In the week prior to this date of March 11, 1862, President Lincoln had summoned General McClellan to tell him rather bluntly that his lack of action toward moving the Army had caused even some accusation that the General wished to see the Washington captured by the Rebels. This stimulated a very angry reaction from McClellan, even as the President assured him that he had no such view of the matter.
McClellan proclaimed that all doubt would be removed by the support (through a vote) of his 12 divisional commanders of his Urbana Plan to move upon Richmond. The actual vote was 8-4. Lincoln and Stanton, though still dubious, had little they could do but go along with the plan… given the support McClellan largely enjoyed from the entire Army.
So, on March 8th, Lincoln issued the order approving the Urbana Plan, providing McClellan allowed enough protection for the Capital.
Three days later on the 11th, another order removed McClellan as General-in-Chief, with Lincoln saying that, due to the General’s duties now taking him to the field, he could no longer “do it all.” Lincoln and Stanton would handle the responsibility.
McClellan responded well – having received his primary desire to see his plan approved, the General even wrote to his political Democrat friend Samuel Barlow of New York: “The President is all right – he is my strongest friend.”

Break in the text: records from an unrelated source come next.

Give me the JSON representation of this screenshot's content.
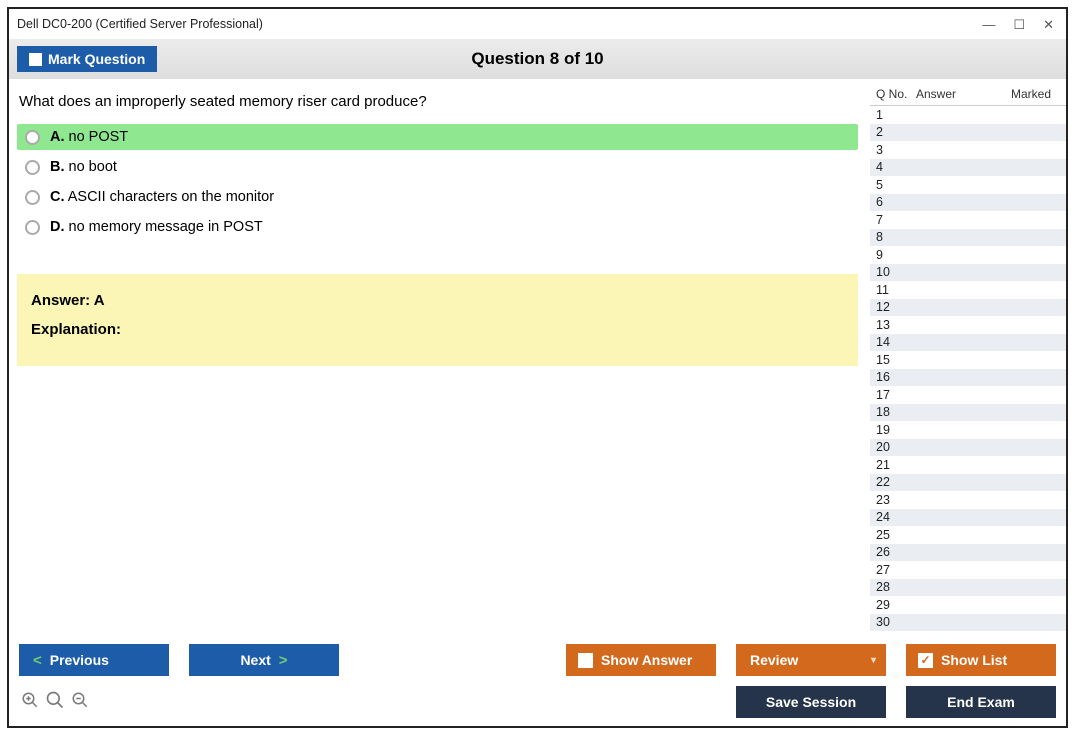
{
  "window": {
    "title": "Dell DC0-200 (Certified Server Professional)"
  },
  "toolbar": {
    "mark_label": "Mark Question",
    "counter": "Question 8 of 10"
  },
  "question": {
    "text": "What does an improperly seated memory riser card produce?",
    "options": [
      {
        "letter": "A.",
        "text": "no POST",
        "highlight": true
      },
      {
        "letter": "B.",
        "text": "no boot",
        "highlight": false
      },
      {
        "letter": "C.",
        "text": "ASCII characters on the monitor",
        "highlight": false
      },
      {
        "letter": "D.",
        "text": "no memory message in POST",
        "highlight": false
      }
    ],
    "answer_label": "Answer: ",
    "answer_value": "A",
    "explanation_label": "Explanation:"
  },
  "sidebar": {
    "h_qno": "Q No.",
    "h_answer": "Answer",
    "h_marked": "Marked",
    "rows": [
      {
        "n": "1"
      },
      {
        "n": "2"
      },
      {
        "n": "3"
      },
      {
        "n": "4"
      },
      {
        "n": "5"
      },
      {
        "n": "6"
      },
      {
        "n": "7"
      },
      {
        "n": "8"
      },
      {
        "n": "9"
      },
      {
        "n": "10"
      },
      {
        "n": "11"
      },
      {
        "n": "12"
      },
      {
        "n": "13"
      },
      {
        "n": "14"
      },
      {
        "n": "15"
      },
      {
        "n": "16"
      },
      {
        "n": "17"
      },
      {
        "n": "18"
      },
      {
        "n": "19"
      },
      {
        "n": "20"
      },
      {
        "n": "21"
      },
      {
        "n": "22"
      },
      {
        "n": "23"
      },
      {
        "n": "24"
      },
      {
        "n": "25"
      },
      {
        "n": "26"
      },
      {
        "n": "27"
      },
      {
        "n": "28"
      },
      {
        "n": "29"
      },
      {
        "n": "30"
      }
    ]
  },
  "footer": {
    "previous": "Previous",
    "next": "Next",
    "show_answer": "Show Answer",
    "review": "Review",
    "show_list": "Show List",
    "save_session": "Save Session",
    "end_exam": "End Exam"
  },
  "icons": {
    "zoom_reset": "⊕",
    "zoom_in": "🔍",
    "zoom_out": "⊖"
  }
}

At this same time, the Confederates who had wintered in nearby Manassas retreated south. A march to the camp by McClellan and the Army revealed that the encampment had clearly not housed but even half the number the General claimed. Additionally, “Quaker guns” – logs painted to look like cannons – caused a great deal of embarrassment for McClellan. But the Little Napoleon was now fully focused upon his new endeavor to capture Richmond.